1) Too complicated to put on a single slide
2) Too interdependent to put on multiple slides
3) Really something that we should be discussing, not something on which I should be delivering a lecture*
* That last one was too long for a bullet point. I couldn’t even do a PowerPoint slide about why this stuff shouldn’t be in PowerPoint. That’s how feeble a tool PowerPoint is for serious discourse.
It’s frustrating, so as a displacement activity I went looking for a copy of Edward Tufte’s excellent “The Cognitive Style of PowerPoint” – an expertly conceived and adeptly executed attack on the glib and reductionist presentation style encouraged by Microsoft’s horribly ubiquitous slideshow application.

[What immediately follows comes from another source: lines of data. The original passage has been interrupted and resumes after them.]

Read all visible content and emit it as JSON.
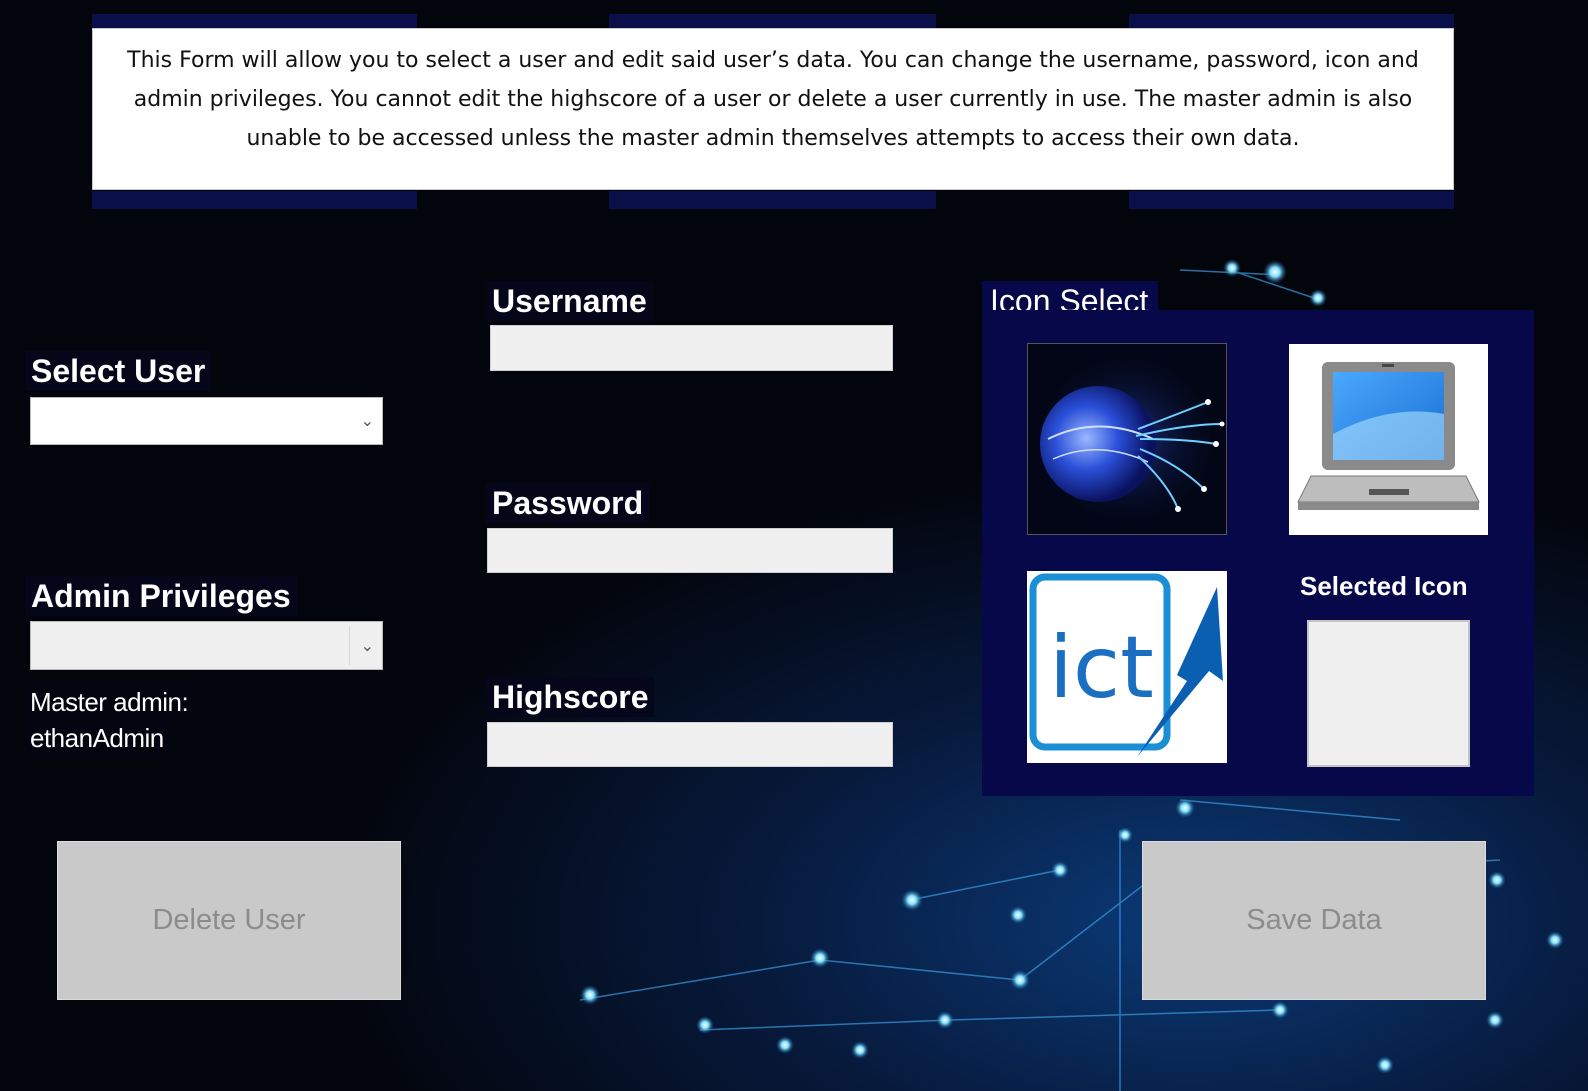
{
  "description_text": "This Form will allow you to select a user and edit said user’s data. You can change the username, password, icon and admin privileges. You cannot edit the highscore of a user or delete a user currently in use. The master admin is also unable to be accessed unless the master admin themselves attempts to access their own data.",
  "select_user": {
    "label": "Select User",
    "value": ""
  },
  "admin_privileges": {
    "label": "Admin Privileges",
    "value": ""
  },
  "master_admin": {
    "line1": "Master admin:",
    "line2": "ethanAdmin"
  },
  "username": {
    "label": "Username",
    "value": ""
  },
  "password": {
    "label": "Password",
    "value": ""
  },
  "highscore": {
    "label": "Highscore",
    "value": ""
  },
  "icon_select": {
    "label": "Icon Select",
    "icons": [
      "globe-fiber-icon",
      "laptop-icon",
      "ict-logo-icon"
    ],
    "ict_logo_text": "ict",
    "selected_label": "Selected Icon"
  },
  "buttons": {
    "delete": "Delete User",
    "save": "Save Data"
  },
  "colors": {
    "panel": "#06084a",
    "button_disabled": "#c9c9c9",
    "field": "#f0f0f0"
  }
}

I couldn’t find an eBook for you to download, but I did find that some smartass has condensed the entire 28-page essay into a 16-slide presentation. That seemed like precisely the kind of sarcastic tomfoolery I would get up to, so I had to share it.
Thing is, that type of presentation didn’t start with PowerPoint. People were using bullet point presentations long before, using overhead projectors and transparent plastic slide. I don’t buy Tufte’s thinking that it’s just because of Microsoft; surely he should have seen many such presentations before people were using PowerPoint.
I don’t think Tufte claims that any of the problems he talks about are exclusive to Powerpoint. It does, though, represent one place where all the problems (bullet points, a rigid linear flow, bad use of space, low resolution, silly charts, exclusion of important data, inflexibility and horrible design) all come together with spectacular consequences.
…and I want to be very clear that when I say “I don’t think Tufte claims…” I mean “I have read this and I don’t remember him saying…”, not “I haven’t read this, but I don’t expect he will have said…”.
If you need some comic relief while putting your presentation together, check out these “What Not to Present” contest winners.
Ok. So the most completely awesome thing about this is that the “IT Modernization Roadmap” is exactly the thing I’ve been trying trying to put into a PowerPoint, and that nightmare is exactly what it would’ve looked like if I hadn’t decided this is stupid and I’m not going to do it.
Have you tried Prezi?
I have. Whilst easier to use, I don’t really see how it overcomes any of my objections to PowerPoint.
By May 18, 2012 the link provided took me to a 92 slide PP “presentation.”
Surely, the all time all time God of visually supplementing a verbal presentation was Steve Jobs.
And now that he’s gone, even Apple’s presentations are beginning to look like the same old, same old overhead projector presentation so in vogue in my youth.